As you know, Black History Month is coming to a close. Given all of the recent turmoil and racial reckoning our country is traversing, we wanted to provide you with some guidance and tools to either start or amplify your company’s racial equity work.
Now more than ever, it's important for individuals and companies to actively address racial equity. From hiring practices, digital equality, and so much more, companies and individuals have multiple opportunities to make a difference.
Here are some resources and actionable next steps (big and small) to address this issue:
1) Educate Yourself First
On a Professional Level
Racial inequity is a complex issue that affects multiple aspects of your personal and professional life, whether you identify as a Person of Color (POC) or not. Before taking any steps, start by listening to experts, especially those with lived experience. Here are some resources that we recommend:
On a Professional Level
Racism is an intersectional issues that affects multiple areas of professional life. Here are some resources to orient yourself on racism in a work setting:
2) Think Holistically, Not Just HR Practices
Gabrielle Wyatt, CEO of the Highland Project nonprofit that supports black women in creating multi-generational wealth and change, looks at it from the other side of the table. You can watch her explanation in the webinar or read a recap here.
Here are factors she examines when looking a business's commitment to racial equity:
As you can see, there are multiple points where your company can choose to support racial equity, including but not limited to the following:
3) Take a Hard Look at Professional Development Programs
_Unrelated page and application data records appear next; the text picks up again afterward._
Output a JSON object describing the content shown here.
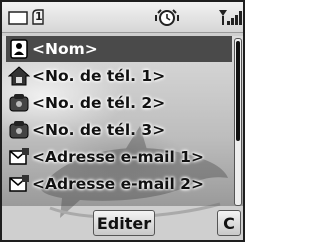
{
  "status_bar": {
    "icons": [
      "envelope-icon",
      "line-1-icon",
      "alarm-clock-icon",
      "signal-strength-icon"
    ],
    "line_number": "1"
  },
  "contact_fields": [
    {
      "icon": "name-card-icon",
      "label": "<Nom>",
      "selected": true
    },
    {
      "icon": "home-phone-icon",
      "label": "<No. de tél. 1>",
      "selected": false
    },
    {
      "icon": "phone-icon",
      "label": "<No. de tél. 2>",
      "selected": false
    },
    {
      "icon": "phone-icon",
      "label": "<No. de tél. 3>",
      "selected": false
    },
    {
      "icon": "email-icon",
      "label": "<Adresse e-mail 1>",
      "selected": false
    },
    {
      "icon": "email-icon",
      "label": "<Adresse e-mail 2>",
      "selected": false
    }
  ],
  "softkeys": {
    "center": "Editer",
    "right": "C"
  },
  "colors": {
    "selection": "#4a4a4a",
    "text": "#111111",
    "screen_bg": "#cfcfcf"
  }
}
On a Hiring Level
Many companies have hiring practices that unintentionally exclude people of color. Here are practices to potentially rethink.
Consider Eliminating the Undergraduate Degree Requirement for Entry-Level Jobs
In our recent webinar on Strategies for Bridging the Digital Divide from Salesforce, Year Up, and Twitter, nonprofit Year Up dug into the problem of the opportunity divide. According to Year Up, over 12 million jobs are expected to go unfilled in the next decade - likely more with the Great Resignation. Yet, 5 million talented young adults are disconnected from these professional opportunities due to economic mobility or systematic barriers. Unfortunately, these barriers disproportionately affect BIPOC.
By eliminating the requirement for an undergraduate degree, your company opens up its hiring pool to a vast number of POC communities. In terms of your hiring practices, think skill, not credentials. If your company wants to work with Year Up young professionals, visit YearUp.org.
On a Salary Level
People of color, especially Black women, are systematically paid less than their white male counterparts. There are multiple actions that your company can take to combat this issue. Watch this webinar on pay equity to see how Survey Monkey, Appfire, and Kanarys, Inc. actively tackle this issue.
On an Executive Level
It's never been more important to have diverse representation on an executive level. Here is an article from the Financial Times on how to recruit more Black female leadership.
4) Support POC with Grants, Skilled Volunteerism, and Product Partnerships
Multiple companies use their financial, product, and human capital assets to support POC issues and business development. But how do you know which organizations to support?
Define What Diversity Means to Your Grant-Making
While the US government has very strict requirements for what defines a minority-owned business, the private sector definitions can be more ambiguous. When they decided to give loans to minority-owned businesses, Richard Brown, the Vice President of Social Impact at American Express defined the term explicitly for their internal stakeholders:
Defining what you mean by diversity in your grant-making efforts can help add transparency around the conversation.
Consider Participatory Grant-Making and/or Supporting Smaller POC
Roxana Shrikhoda, Head of Social Impact at Zoom, explains their focus on BIPOC-led companies that wouldn't normally get grants, particularly companies under $5 million in size.
"I don't buy the absorption myth where small organizations can’t absorb large checks. They can’t accept a check that no one gives them, and they can’t increase the budget if no one gives them a budget," Shrikhoda explains.
The program also practices a participatory giving approach with outside parties, which means that grantees participate in deciding where the money goes and how it is measured.
We want to hear from you!
How is your business working to support BIPOC and racial equity? Anything that we missed in this article? Let us know in the comments below!